### WHAT TO DO:
Each entry below is to be copied verbatim, with no line missing.

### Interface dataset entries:

★ ★ ★ ★

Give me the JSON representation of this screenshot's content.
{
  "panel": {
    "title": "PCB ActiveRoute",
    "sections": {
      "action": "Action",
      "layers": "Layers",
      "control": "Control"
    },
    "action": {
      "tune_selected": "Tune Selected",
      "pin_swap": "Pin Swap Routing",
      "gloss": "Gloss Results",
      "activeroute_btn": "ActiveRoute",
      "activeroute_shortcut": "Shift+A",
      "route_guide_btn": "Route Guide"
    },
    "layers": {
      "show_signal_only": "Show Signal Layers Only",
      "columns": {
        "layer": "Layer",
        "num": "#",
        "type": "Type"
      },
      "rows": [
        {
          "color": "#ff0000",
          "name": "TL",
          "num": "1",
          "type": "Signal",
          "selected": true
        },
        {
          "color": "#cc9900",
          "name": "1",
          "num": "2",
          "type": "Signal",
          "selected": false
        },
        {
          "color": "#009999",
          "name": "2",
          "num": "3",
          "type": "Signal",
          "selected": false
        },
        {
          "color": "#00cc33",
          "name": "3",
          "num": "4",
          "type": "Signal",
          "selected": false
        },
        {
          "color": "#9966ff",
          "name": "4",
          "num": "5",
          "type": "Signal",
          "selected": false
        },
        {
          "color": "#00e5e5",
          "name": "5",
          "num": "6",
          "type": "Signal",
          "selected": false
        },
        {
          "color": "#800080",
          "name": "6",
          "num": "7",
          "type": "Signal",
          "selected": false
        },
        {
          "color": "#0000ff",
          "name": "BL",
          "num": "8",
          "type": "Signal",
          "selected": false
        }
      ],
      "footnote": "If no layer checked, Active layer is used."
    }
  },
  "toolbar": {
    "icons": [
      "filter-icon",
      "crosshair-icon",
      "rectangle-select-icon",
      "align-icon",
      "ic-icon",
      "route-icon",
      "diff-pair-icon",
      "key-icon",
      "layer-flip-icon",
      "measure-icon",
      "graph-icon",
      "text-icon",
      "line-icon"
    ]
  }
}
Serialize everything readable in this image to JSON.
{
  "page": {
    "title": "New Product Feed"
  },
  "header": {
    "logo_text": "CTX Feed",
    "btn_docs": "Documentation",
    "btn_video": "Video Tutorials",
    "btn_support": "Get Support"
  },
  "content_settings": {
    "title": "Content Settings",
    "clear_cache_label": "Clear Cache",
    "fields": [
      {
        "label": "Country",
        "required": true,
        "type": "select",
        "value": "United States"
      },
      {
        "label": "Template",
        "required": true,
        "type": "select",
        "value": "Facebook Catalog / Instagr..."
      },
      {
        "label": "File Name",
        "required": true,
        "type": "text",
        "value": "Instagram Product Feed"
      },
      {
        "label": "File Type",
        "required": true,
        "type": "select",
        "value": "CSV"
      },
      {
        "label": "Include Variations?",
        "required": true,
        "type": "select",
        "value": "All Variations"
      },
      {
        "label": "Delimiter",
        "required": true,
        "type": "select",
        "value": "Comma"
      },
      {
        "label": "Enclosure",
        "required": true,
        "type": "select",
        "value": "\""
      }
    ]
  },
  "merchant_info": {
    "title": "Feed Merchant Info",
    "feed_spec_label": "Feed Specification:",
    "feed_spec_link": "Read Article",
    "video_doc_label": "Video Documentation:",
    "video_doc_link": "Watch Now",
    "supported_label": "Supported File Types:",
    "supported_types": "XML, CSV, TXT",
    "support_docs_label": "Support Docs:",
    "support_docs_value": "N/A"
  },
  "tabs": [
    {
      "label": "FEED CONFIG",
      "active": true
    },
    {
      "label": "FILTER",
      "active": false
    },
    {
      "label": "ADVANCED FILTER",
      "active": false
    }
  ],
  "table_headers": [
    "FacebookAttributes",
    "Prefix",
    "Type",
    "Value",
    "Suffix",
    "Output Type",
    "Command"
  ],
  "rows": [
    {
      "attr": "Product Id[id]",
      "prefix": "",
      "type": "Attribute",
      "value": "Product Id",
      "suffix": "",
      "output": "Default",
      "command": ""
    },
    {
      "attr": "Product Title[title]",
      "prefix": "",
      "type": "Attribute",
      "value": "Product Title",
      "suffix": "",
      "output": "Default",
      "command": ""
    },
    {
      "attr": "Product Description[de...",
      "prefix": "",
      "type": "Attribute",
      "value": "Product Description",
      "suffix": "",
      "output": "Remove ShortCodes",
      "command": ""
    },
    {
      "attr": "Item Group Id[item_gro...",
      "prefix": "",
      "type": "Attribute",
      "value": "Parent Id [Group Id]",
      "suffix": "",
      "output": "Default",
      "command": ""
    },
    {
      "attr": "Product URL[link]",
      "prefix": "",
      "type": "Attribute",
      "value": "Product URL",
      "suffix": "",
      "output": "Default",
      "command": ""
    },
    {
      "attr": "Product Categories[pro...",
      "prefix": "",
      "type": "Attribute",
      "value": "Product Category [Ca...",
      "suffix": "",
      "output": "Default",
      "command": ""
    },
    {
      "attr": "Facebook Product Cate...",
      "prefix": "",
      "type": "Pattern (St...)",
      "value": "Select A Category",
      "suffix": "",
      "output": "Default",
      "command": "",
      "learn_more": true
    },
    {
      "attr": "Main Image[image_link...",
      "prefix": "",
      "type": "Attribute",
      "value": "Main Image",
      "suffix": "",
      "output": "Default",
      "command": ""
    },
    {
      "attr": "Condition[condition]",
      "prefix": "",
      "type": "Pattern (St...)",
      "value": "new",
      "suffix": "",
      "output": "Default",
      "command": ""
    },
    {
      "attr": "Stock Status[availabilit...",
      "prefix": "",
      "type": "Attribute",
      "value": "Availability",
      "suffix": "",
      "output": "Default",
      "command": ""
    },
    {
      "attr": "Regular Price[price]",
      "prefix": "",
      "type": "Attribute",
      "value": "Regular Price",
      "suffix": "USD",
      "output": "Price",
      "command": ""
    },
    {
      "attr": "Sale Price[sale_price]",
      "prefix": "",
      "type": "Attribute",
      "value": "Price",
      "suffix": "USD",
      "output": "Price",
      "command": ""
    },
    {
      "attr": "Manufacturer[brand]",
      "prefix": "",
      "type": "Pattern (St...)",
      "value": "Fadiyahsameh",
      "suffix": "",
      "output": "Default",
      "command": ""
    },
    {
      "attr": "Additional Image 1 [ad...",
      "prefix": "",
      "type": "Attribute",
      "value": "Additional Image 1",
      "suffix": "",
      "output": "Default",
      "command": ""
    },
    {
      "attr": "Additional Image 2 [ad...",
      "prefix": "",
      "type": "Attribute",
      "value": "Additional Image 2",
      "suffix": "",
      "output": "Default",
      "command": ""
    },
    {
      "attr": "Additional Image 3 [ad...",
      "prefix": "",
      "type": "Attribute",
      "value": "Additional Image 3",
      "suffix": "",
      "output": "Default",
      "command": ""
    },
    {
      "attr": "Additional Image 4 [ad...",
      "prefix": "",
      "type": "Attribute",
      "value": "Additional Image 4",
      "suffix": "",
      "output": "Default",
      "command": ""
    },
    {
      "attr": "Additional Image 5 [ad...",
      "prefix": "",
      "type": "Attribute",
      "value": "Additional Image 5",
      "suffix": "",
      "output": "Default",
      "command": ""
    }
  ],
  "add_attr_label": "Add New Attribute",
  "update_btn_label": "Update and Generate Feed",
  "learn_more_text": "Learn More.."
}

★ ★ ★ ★

### OUTPUT OF THE TASK:
Give me the JSON representation of this screenshot's content.
{
  "panel": {
    "title": "PCB ActiveRoute",
    "sections": {
      "action": "Action",
      "layers": "Layers",
      "control": "Control"
    },
    "action": {
      "tune_selected": "Tune Selected",
      "pin_swap": "Pin Swap Routing",
      "gloss": "Gloss Results",
      "activeroute_btn": "ActiveRoute",
      "activeroute_shortcut": "Shift+A",
      "route_guide_btn": "Route Guide"
    },
    "layers": {
      "show_signal_only": "Show Signal Layers Only",
      "columns": {
        "layer": "Layer",
        "num": "#",
        "type": "Type"
      },
      "rows": [
        {
          "color": "#ff0000",
          "name": "TL",
          "num": "1",
          "type": "Signal",
          "selected": true
        },
        {
          "color": "#cc9900",
          "name": "1",
          "num": "2",
          "type": "Signal",
          "selected": false
        },
        {
          "color": "#009999",
          "name": "2",
          "num": "3",
          "type": "Signal",
          "selected": false
        },
        {
          "color": "#00cc33",
          "name": "3",
          "num": "4",
          "type": "Signal",
          "selected": false
        },
        {
          "color": "#9966ff",
          "name": "4",
          "num": "5",
          "type": "Signal",
          "selected": false
        },
        {
          "color": "#00e5e5",
          "name": "5",
          "num": "6",
          "type": "Signal",
          "selected": false
        },
        {
          "color": "#800080",
          "name": "6",
          "num": "7",
          "type": "Signal",
          "selected": false
        },
        {
          "color": "#0000ff",
          "name": "BL",
          "num": "8",
          "type": "Signal",
          "selected": false
        }
      ],
      "footnote": "If no layer checked, Active layer is used."
    }
  },
  "toolbar": {
    "icons": [
      "filter-icon",
      "crosshair-icon",
      "rectangle-select-icon",
      "align-icon",
      "ic-icon",
      "route-icon",
      "diff-pair-icon",
      "key-icon",
      "layer-flip-icon",
      "measure-icon",
      "graph-icon",
      "text-icon",
      "line-icon"
    ]
  }
}
Serialize everything readable in this image to JSON.
{
  "page": {
    "title": "New Product Feed"
  },
  "header": {
    "logo_text": "CTX Feed",
    "btn_docs": "Documentation",
    "btn_video": "Video Tutorials",
    "btn_support": "Get Support"
  },
  "content_settings": {
    "title": "Content Settings",
    "clear_cache_label": "Clear Cache",
    "fields": [
      {
        "label": "Country",
        "required": true,
        "type": "select",
        "value": "United States"
      },
      {
        "label": "Template",
        "required": true,
        "type": "select",
        "value": "Facebook Catalog / Instagr..."
      },
      {
        "label": "File Name",
        "required": true,
        "type": "text",
        "value": "Instagram Product Feed"
      },
      {
        "label": "File Type",
        "required": true,
        "type": "select",
        "value": "CSV"
      },
      {
        "label": "Include Variations?",
        "required": true,
        "type": "select",
        "value": "All Variations"
      },
      {
        "label": "Delimiter",
        "required": true,
        "type": "select",
        "value": "Comma"
      },
      {
        "label": "Enclosure",
        "required": true,
        "type": "select",
        "value": "\""
      }
    ]
  },
  "merchant_info": {
    "title": "Feed Merchant Info",
    "feed_spec_label": "Feed Specification:",
    "feed_spec_link": "Read Article",
    "video_doc_label": "Video Documentation:",
    "video_doc_link": "Watch Now",
    "supported_label": "Supported File Types:",
    "supported_types": "XML, CSV, TXT",
    "support_docs_label": "Support Docs:",
    "support_docs_value": "N/A"
  },
  "tabs": [
    {
      "label": "FEED CONFIG",
      "active": true
    },
    {
      "label": "FILTER",
      "active": false
    },
    {
      "label": "ADVANCED FILTER",
      "active": false
    }
  ],
  "table_headers": [
    "FacebookAttributes",
    "Prefix",
    "Type",
    "Value",
    "Suffix",
    "Output Type",
    "Command"
  ],
  "rows": [
    {
      "attr": "Product Id[id]",
      "prefix": "",
      "type": "Attribute",
      "value": "Product Id",
      "suffix": "",
      "output": "Default",
      "command": ""
    },
    {
      "attr": "Product Title[title]",
      "prefix": "",
      "type": "Attribute",
      "value": "Product Title",
      "suffix": "",
      "output": "Default",
      "command": ""
    },
    {
      "attr": "Product Description[de...",
      "prefix": "",
      "type": "Attribute",
      "value": "Product Description",
      "suffix": "",
      "output": "Remove ShortCodes",
      "command": ""
    },
    {
      "attr": "Item Group Id[item_gro...",
      "prefix": "",
      "type": "Attribute",
      "value": "Parent Id [Group Id]",
      "suffix": "",
      "output": "Default",
      "command": ""
    },
    {
      "attr": "Product URL[link]",
      "prefix": "",
      "type": "Attribute",
      "value": "Product URL",
      "suffix": "",
      "output": "Default",
      "command": ""
    },
    {
      "attr": "Product Categories[pro...",
      "prefix": "",
      "type": "Attribute",
      "value": "Product Category [Ca...",
      "suffix": "",
      "output": "Default",
      "command": ""
    },
    {
      "attr": "Facebook Product Cate...",
      "prefix": "",
      "type": "Pattern (St...)",
      "value": "Select A Category",
      "suffix": "",
      "output": "Default",
      "command": "",
      "learn_more": true
    },
    {
      "attr": "Main Image[image_link...",
      "prefix": "",
      "type": "Attribute",
      "value": "Main Image",
      "suffix": "",
      "output": "Default",
      "command": ""
    },
    {
      "attr": "Condition[condition]",
      "prefix": "",
      "type": "Pattern (St...)",
      "value": "new",
      "suffix": "",
      "output": "Default",
      "command": ""
    },
    {
      "attr": "Stock Status[availabilit...",
      "prefix": "",
      "type": "Attribute",
      "value": "Availability",
      "suffix": "",
      "output": "Default",
      "command": ""
    },
    {
      "attr": "Regular Price[price]",
      "prefix": "",
      "type": "Attribute",
      "value": "Regular Price",
      "suffix": "USD",
      "output": "Price",
      "command": ""
    },
    {
      "attr": "Sale Price[sale_price]",
      "prefix": "",
      "type": "Attribute",
      "value": "Price",
      "suffix": "USD",
      "output": "Price",
      "command": ""
    },
    {
      "attr": "Manufacturer[brand]",
      "prefix": "",
      "type": "Pattern (St...)",
      "value": "Fadiyahsameh",
      "suffix": "",
      "output": "Default",
      "command": ""
    },
    {
      "attr": "Additional Image 1 [ad...",
      "prefix": "",
      "type": "Attribute",
      "value": "Additional Image 1",
      "suffix": "",
      "output": "Default",
      "command": ""
    },
    {
      "attr": "Additional Image 2 [ad...",
      "prefix": "",
      "type": "Attribute",
      "value": "Additional Image 2",
      "suffix": "",
      "output": "Default",
      "command": ""
    },
    {
      "attr": "Additional Image 3 [ad...",
      "prefix": "",
      "type": "Attribute",
      "value": "Additional Image 3",
      "suffix": "",
      "output": "Default",
      "command": ""
    },
    {
      "attr": "Additional Image 4 [ad...",
      "prefix": "",
      "type": "Attribute",
      "value": "Additional Image 4",
      "suffix": "",
      "output": "Default",
      "command": ""
    },
    {
      "attr": "Additional Image 5 [ad...",
      "prefix": "",
      "type": "Attribute",
      "value": "Additional Image 5",
      "suffix": "",
      "output": "Default",
      "command": ""
    }
  ],
  "add_attr_label": "Add New Attribute",
  "update_btn_label": "Update and Generate Feed",
  "learn_more_text": "Learn More.."
}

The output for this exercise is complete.